Task brief =
Return only how many lines in the data include the string "structured".

Data to process =
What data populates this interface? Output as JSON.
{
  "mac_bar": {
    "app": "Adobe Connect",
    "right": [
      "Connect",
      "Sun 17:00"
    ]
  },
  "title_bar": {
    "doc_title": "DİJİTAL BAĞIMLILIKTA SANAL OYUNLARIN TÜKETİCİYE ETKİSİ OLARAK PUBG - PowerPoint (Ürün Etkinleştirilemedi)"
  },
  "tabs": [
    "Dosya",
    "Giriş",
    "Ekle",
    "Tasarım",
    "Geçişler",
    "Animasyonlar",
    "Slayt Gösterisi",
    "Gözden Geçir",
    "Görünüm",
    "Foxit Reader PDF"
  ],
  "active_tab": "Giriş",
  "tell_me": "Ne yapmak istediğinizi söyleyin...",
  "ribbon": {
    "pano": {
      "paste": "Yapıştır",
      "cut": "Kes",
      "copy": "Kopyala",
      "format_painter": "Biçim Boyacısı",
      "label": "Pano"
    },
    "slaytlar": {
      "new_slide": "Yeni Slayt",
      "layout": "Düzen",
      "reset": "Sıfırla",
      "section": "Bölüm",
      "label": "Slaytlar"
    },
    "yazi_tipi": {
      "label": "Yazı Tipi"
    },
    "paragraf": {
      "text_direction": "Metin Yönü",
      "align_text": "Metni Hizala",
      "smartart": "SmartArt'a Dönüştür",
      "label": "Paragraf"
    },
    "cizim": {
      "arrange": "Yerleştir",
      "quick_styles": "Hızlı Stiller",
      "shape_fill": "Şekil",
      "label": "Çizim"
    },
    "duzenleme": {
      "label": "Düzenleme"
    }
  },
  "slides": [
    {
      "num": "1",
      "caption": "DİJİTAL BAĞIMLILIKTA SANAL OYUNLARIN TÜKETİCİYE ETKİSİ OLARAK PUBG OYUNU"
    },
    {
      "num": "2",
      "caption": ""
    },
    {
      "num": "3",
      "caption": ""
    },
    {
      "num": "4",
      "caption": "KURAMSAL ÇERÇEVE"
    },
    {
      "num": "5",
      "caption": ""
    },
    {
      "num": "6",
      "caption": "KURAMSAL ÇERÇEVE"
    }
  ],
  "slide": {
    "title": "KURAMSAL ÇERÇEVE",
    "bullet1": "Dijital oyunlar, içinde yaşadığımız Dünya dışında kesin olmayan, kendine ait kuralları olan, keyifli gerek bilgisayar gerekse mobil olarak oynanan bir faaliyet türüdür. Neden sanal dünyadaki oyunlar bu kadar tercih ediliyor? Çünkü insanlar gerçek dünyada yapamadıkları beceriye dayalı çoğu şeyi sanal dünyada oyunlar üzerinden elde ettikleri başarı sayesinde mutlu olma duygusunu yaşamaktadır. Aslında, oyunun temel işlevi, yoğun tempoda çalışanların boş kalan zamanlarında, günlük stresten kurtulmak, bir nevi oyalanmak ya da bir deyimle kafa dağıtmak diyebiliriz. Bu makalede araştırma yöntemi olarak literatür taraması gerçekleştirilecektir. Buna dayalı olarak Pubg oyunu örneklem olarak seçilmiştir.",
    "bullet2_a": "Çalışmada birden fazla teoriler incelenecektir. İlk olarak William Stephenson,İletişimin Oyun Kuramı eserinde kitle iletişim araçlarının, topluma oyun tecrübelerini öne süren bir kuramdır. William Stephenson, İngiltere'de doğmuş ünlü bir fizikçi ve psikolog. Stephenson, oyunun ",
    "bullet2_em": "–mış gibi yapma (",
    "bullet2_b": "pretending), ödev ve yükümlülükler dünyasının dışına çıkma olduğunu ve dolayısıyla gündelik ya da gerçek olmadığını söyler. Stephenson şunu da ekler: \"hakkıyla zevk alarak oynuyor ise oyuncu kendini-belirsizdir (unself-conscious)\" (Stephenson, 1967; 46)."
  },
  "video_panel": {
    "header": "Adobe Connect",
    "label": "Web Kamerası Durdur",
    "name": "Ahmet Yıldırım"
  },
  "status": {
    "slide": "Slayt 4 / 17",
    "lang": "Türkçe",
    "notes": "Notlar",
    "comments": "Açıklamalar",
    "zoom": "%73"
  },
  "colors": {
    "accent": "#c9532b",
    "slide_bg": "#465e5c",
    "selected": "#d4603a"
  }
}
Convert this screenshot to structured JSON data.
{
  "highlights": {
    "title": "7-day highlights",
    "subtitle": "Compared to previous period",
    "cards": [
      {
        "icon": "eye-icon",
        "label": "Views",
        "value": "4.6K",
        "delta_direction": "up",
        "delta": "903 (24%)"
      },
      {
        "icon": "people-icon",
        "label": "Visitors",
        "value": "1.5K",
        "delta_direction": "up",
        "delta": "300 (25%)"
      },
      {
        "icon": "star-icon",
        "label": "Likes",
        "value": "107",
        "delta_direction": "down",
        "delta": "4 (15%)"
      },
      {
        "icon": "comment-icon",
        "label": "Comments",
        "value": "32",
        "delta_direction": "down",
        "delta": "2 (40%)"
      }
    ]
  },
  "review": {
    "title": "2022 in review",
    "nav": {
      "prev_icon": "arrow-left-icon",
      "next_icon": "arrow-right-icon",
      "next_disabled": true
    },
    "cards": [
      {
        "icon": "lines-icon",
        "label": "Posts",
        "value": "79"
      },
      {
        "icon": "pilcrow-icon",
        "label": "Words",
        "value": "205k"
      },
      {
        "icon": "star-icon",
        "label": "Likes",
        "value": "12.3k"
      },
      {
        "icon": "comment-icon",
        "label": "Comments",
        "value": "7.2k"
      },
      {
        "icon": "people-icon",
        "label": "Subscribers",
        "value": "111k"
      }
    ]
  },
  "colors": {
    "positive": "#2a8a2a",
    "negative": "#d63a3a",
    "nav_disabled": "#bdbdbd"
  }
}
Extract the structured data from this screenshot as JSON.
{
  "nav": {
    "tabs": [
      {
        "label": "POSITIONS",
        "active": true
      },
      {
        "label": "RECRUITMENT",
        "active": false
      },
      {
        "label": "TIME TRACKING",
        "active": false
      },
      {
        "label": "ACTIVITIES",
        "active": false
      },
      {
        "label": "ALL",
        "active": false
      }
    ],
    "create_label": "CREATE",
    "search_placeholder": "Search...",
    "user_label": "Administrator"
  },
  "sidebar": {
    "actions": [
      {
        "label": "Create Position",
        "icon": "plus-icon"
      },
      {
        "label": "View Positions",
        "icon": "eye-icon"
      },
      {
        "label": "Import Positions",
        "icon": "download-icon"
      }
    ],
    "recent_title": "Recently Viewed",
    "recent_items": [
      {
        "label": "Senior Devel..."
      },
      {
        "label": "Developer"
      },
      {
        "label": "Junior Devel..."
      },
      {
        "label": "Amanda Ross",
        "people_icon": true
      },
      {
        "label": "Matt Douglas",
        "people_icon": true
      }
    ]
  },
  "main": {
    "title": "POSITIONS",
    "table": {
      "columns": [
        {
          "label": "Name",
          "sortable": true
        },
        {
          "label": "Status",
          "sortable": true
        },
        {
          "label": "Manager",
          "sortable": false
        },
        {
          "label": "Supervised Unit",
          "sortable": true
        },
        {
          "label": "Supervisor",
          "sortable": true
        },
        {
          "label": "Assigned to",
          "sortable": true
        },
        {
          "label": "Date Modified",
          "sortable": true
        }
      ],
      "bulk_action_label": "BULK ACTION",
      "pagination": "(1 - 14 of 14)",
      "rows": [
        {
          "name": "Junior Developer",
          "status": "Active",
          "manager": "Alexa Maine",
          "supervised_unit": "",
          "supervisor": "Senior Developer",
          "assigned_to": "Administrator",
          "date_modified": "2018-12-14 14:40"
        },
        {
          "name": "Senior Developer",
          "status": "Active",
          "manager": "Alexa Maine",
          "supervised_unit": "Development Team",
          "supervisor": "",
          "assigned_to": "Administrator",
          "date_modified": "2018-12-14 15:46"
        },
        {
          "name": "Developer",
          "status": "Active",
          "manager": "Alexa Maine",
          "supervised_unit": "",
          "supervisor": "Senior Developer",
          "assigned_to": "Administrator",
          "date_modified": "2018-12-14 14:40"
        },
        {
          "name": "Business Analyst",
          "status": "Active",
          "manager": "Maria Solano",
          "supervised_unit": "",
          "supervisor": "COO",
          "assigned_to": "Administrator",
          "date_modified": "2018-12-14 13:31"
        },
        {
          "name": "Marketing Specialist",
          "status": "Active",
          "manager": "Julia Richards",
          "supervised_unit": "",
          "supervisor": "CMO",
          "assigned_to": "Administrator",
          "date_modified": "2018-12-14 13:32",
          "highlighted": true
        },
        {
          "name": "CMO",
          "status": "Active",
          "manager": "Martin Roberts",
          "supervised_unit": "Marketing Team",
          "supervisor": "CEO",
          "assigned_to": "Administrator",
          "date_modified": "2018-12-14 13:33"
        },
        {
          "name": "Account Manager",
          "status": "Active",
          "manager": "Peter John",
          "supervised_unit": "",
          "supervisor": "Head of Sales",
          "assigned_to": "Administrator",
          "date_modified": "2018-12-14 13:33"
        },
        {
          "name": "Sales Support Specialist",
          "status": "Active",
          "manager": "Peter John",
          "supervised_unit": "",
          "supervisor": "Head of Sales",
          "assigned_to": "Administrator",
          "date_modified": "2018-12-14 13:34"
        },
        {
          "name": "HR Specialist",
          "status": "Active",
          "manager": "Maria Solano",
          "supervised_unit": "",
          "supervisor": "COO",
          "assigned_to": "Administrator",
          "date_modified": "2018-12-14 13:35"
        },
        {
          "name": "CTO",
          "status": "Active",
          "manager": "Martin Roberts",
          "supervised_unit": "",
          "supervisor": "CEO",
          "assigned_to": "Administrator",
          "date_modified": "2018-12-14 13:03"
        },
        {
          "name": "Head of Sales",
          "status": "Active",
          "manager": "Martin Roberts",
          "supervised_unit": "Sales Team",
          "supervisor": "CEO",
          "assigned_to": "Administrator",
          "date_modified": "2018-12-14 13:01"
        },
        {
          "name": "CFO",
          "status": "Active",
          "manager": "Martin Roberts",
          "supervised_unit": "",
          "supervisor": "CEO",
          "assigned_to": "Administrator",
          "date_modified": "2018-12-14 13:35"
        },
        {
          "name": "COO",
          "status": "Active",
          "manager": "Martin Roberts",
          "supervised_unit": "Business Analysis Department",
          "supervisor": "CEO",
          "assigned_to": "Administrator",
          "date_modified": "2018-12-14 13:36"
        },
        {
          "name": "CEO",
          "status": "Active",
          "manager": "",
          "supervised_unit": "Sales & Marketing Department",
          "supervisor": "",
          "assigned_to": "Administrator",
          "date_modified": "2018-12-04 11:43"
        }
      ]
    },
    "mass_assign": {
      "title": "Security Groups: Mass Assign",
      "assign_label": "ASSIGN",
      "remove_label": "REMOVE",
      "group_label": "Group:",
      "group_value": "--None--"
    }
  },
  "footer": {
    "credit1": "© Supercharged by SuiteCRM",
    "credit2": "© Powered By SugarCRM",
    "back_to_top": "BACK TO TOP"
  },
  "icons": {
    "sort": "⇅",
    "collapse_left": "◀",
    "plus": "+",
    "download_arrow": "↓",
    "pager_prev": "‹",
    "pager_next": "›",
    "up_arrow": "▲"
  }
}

Exercise answer =
2